*** Opening of Input for this task ***

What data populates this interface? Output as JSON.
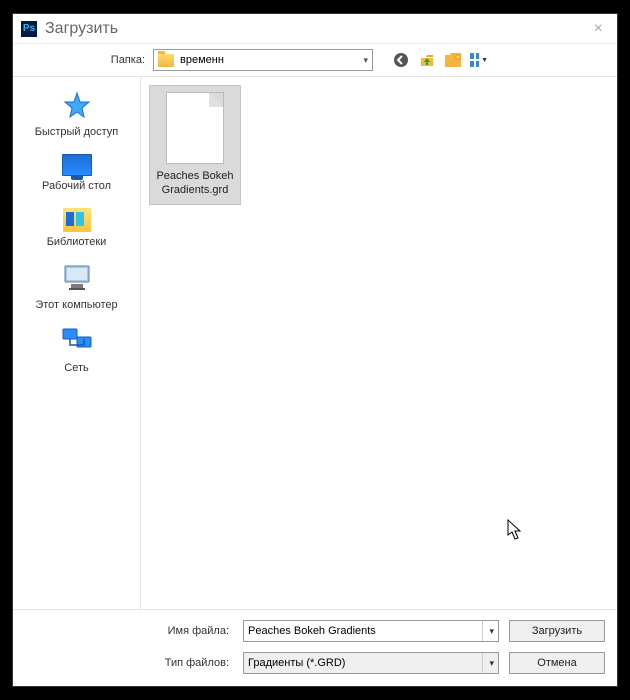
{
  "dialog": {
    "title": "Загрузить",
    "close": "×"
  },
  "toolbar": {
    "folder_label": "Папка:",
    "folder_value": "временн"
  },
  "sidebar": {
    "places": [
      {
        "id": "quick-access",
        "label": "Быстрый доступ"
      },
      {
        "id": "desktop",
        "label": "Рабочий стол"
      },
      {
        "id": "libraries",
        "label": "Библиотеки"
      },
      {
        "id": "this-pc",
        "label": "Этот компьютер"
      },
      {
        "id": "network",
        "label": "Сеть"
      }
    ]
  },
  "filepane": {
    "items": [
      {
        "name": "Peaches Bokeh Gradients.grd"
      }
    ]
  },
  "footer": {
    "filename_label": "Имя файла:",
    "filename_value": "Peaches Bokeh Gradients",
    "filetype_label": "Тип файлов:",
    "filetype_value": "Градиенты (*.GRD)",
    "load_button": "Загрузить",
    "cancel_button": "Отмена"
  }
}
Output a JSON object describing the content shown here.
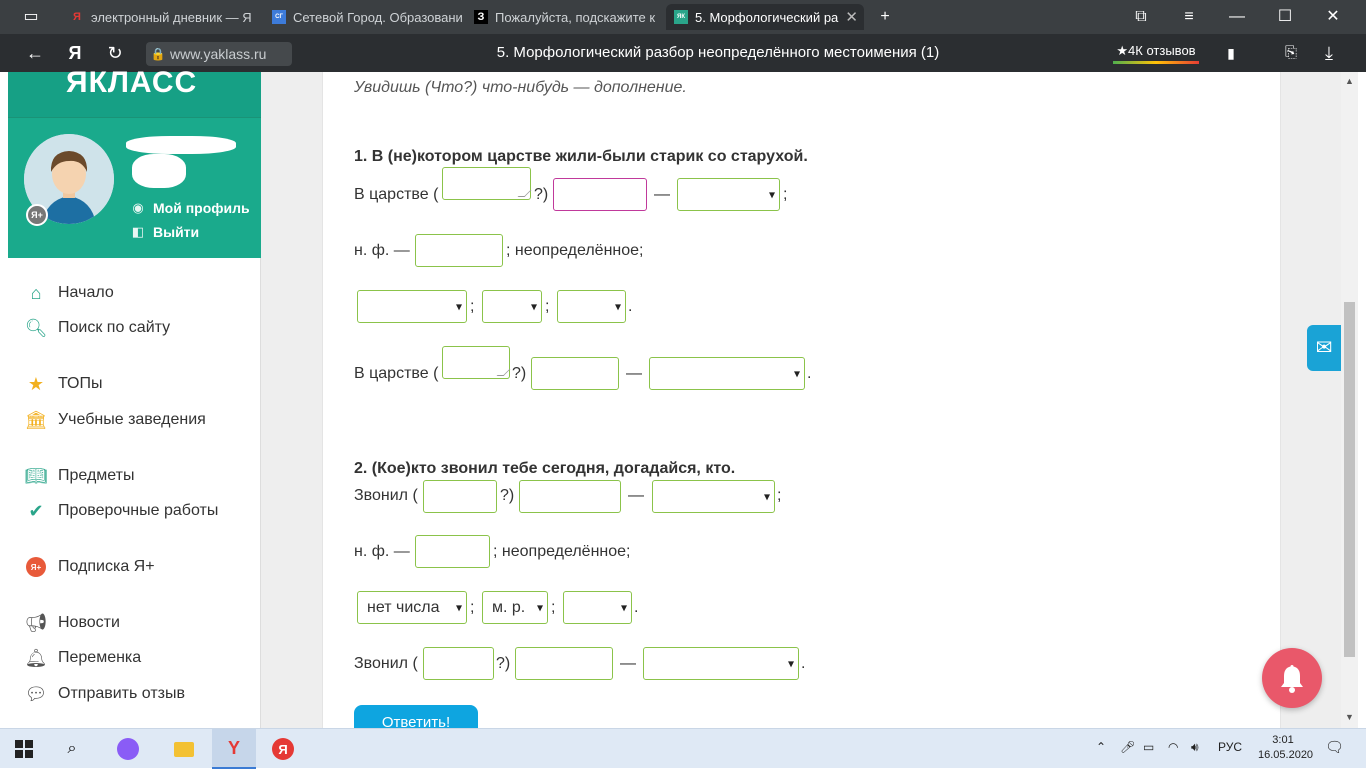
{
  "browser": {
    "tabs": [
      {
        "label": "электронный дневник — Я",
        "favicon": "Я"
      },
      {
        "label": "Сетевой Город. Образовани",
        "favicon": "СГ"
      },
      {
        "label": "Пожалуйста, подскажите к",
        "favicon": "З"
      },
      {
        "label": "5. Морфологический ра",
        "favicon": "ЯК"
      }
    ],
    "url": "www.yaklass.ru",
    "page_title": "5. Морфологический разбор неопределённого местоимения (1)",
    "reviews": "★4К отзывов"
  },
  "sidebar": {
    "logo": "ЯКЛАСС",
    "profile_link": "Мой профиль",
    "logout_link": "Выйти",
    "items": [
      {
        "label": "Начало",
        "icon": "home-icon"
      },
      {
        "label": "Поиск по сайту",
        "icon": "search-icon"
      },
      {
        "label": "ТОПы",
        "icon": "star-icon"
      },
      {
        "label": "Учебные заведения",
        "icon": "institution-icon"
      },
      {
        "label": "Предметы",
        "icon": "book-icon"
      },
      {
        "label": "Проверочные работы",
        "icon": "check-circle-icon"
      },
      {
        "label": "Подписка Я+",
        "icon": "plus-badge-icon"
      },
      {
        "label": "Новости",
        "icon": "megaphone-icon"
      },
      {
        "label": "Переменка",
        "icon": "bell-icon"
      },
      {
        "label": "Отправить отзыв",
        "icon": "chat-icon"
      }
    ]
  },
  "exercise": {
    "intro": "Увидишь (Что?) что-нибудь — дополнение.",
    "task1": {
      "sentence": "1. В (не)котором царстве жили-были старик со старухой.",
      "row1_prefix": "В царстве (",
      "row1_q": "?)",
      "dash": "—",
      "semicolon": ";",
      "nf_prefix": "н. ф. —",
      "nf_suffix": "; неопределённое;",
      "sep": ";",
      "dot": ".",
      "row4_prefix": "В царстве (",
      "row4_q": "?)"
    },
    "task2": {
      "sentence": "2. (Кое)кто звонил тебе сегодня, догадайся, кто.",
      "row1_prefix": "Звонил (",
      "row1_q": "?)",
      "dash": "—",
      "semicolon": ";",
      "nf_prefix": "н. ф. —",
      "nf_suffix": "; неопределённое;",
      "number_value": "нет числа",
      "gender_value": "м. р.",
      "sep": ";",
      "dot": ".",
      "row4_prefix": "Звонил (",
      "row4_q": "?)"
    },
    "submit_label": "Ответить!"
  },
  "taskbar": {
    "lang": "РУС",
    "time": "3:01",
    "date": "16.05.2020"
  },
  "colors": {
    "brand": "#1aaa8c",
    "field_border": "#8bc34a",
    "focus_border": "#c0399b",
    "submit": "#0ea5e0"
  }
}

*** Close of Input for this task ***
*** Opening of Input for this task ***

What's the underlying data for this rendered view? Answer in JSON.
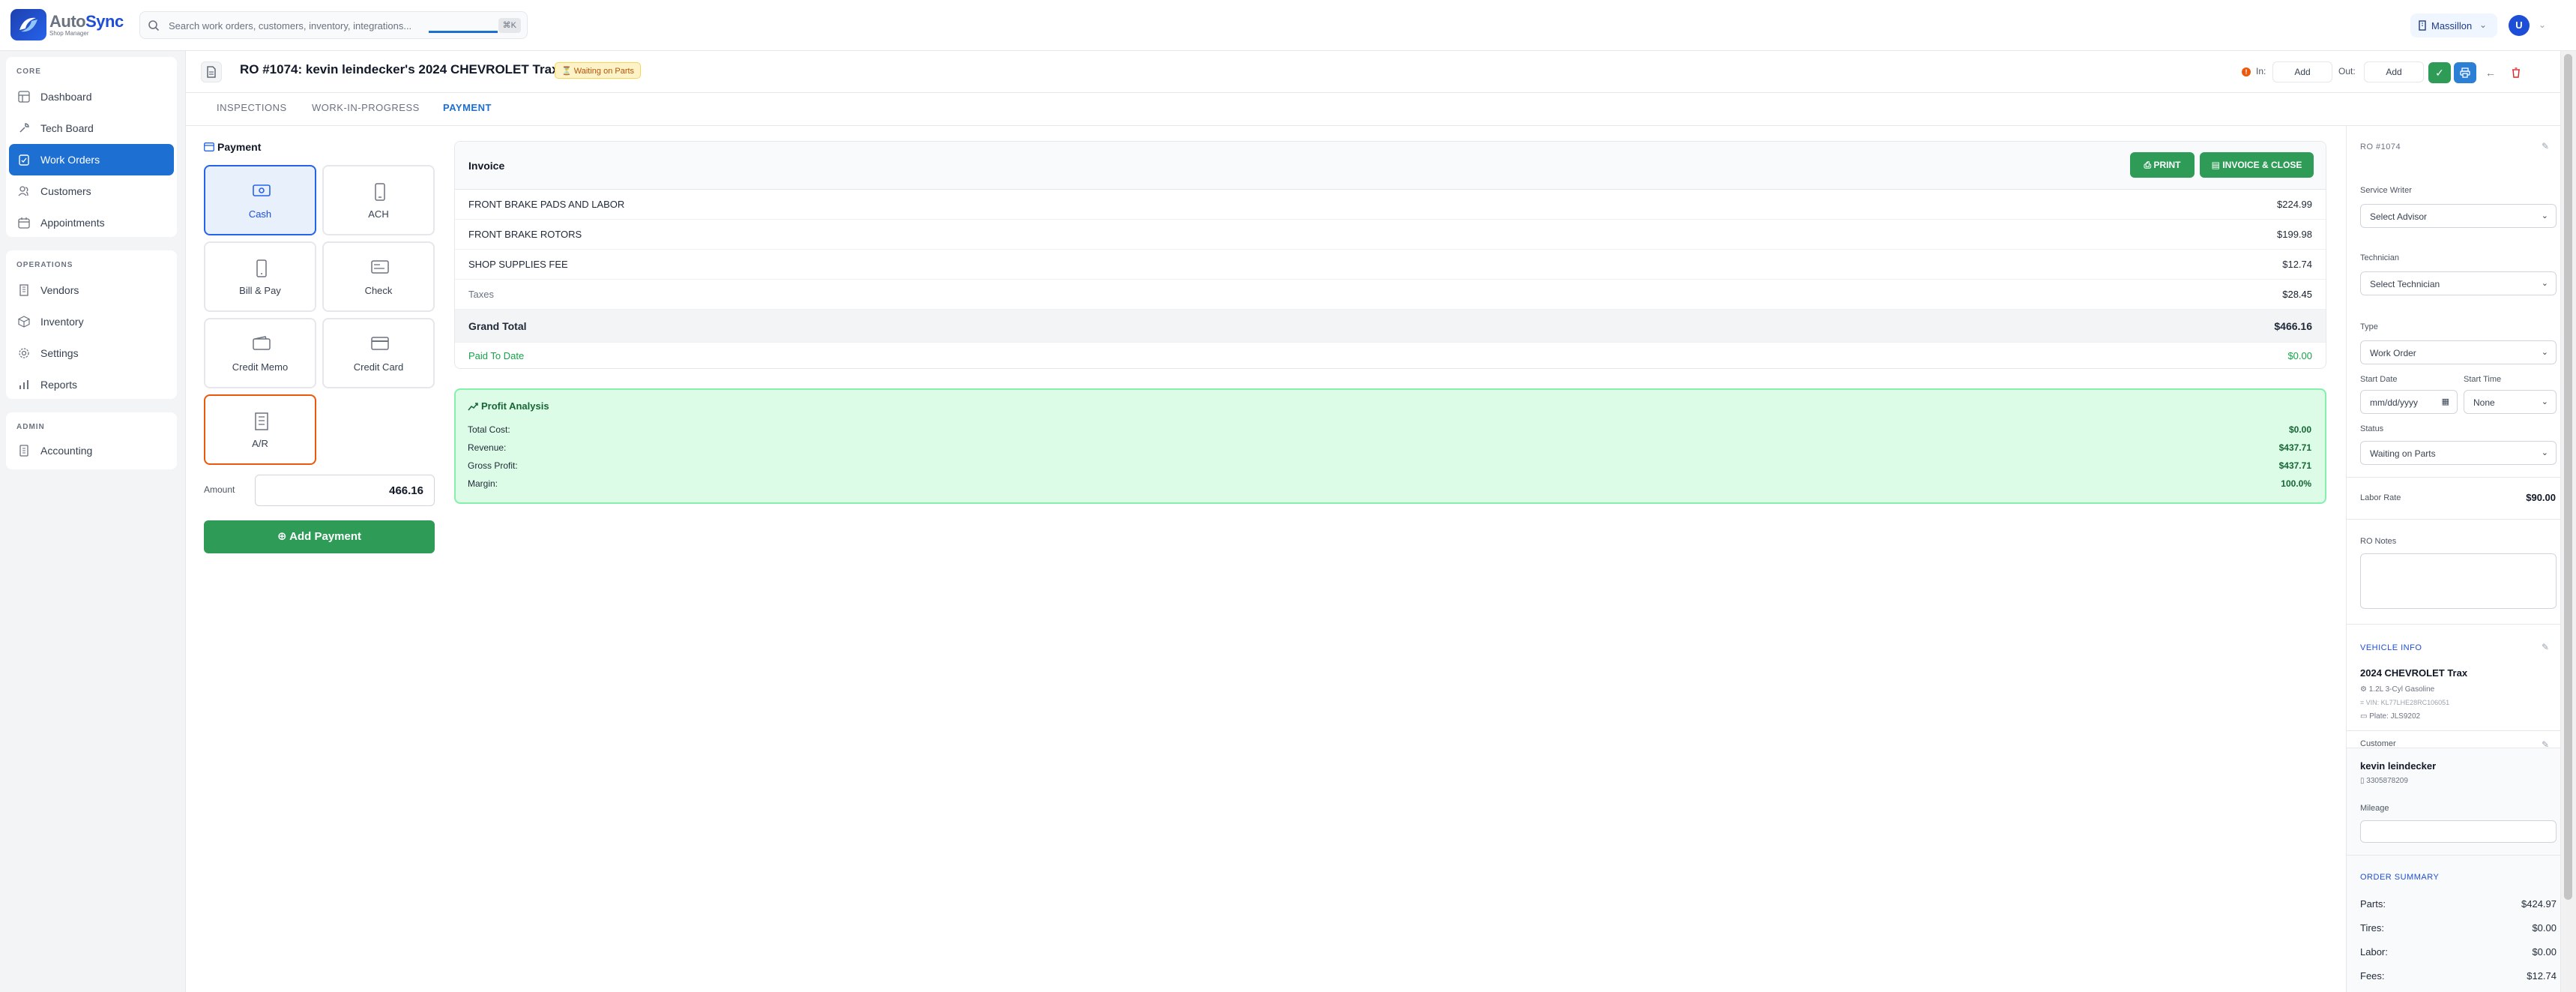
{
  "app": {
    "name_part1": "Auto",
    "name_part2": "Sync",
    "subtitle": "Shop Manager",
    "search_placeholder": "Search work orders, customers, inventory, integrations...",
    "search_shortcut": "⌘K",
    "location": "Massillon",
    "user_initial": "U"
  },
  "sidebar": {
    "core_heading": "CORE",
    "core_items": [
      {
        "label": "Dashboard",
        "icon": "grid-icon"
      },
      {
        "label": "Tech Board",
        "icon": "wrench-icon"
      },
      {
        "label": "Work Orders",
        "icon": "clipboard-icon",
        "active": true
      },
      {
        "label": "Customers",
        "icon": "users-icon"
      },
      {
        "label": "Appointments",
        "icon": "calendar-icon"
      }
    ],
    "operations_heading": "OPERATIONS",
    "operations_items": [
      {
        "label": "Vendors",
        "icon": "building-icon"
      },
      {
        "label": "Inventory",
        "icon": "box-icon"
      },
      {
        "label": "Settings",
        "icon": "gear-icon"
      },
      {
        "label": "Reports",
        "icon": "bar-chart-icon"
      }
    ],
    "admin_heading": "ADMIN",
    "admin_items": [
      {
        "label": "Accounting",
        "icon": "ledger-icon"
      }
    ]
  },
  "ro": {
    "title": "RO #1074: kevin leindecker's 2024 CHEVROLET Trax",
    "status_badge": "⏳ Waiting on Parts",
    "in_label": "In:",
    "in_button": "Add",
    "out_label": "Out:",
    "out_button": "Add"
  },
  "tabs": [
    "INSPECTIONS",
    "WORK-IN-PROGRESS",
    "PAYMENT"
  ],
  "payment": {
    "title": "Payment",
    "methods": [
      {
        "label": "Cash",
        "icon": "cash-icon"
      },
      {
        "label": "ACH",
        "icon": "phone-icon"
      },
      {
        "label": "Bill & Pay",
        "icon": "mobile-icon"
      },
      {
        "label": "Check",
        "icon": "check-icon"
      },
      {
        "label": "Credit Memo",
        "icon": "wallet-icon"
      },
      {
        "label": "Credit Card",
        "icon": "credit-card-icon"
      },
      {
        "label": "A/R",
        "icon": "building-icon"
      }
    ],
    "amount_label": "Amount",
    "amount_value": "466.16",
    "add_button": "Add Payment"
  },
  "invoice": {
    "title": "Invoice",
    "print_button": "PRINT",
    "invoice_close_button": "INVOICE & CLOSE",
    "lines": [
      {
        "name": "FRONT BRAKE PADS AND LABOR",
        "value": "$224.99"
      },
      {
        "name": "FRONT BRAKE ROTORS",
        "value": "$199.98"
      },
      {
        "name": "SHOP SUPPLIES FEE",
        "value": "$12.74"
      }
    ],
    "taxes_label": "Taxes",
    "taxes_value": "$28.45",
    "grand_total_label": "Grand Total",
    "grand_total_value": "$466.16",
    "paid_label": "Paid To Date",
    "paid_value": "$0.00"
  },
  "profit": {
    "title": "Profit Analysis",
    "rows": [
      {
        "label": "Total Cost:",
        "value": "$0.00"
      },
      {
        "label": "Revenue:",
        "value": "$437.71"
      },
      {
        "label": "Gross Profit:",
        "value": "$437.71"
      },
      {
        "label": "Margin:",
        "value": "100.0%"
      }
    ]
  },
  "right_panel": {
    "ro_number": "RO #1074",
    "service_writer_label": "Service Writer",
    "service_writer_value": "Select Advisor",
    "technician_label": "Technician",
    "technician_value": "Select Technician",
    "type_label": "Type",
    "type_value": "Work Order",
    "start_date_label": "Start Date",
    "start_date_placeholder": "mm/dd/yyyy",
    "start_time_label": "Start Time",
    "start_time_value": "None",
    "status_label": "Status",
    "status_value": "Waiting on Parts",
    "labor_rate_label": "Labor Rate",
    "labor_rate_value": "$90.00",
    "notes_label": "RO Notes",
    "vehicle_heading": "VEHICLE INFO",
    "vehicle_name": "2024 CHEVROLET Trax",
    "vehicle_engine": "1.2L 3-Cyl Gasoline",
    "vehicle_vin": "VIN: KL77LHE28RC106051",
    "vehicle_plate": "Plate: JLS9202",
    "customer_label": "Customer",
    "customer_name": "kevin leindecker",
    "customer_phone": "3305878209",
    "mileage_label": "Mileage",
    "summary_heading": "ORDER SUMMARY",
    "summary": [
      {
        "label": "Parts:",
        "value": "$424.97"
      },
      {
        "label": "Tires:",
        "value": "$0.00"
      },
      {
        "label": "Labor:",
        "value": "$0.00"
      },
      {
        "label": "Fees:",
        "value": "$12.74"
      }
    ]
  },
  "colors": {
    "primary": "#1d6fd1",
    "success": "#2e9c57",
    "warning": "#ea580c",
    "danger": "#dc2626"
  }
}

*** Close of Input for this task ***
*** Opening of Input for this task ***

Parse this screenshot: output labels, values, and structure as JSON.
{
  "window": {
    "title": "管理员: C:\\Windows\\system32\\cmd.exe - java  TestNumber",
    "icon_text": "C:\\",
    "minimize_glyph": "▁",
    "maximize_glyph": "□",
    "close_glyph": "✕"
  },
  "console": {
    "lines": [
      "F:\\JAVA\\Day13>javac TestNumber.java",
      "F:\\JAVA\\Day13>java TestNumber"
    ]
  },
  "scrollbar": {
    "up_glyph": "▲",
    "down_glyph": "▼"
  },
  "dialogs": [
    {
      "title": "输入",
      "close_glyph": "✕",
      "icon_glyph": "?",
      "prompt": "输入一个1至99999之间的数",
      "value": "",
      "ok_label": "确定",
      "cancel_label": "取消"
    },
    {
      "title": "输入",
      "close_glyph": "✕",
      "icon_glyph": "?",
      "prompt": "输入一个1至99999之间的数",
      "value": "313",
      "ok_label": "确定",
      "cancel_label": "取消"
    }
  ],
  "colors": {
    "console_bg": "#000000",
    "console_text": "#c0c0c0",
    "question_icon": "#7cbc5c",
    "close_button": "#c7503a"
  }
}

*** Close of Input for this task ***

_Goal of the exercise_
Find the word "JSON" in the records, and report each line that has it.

_Response to the exercise_
What data populates this interface? Output as JSON.
Output a JSON object describing the content shown here.
What's the underlying data for this rendered view? Answer in JSON.
Parse this screenshot: output labels, values, and structure as JSON.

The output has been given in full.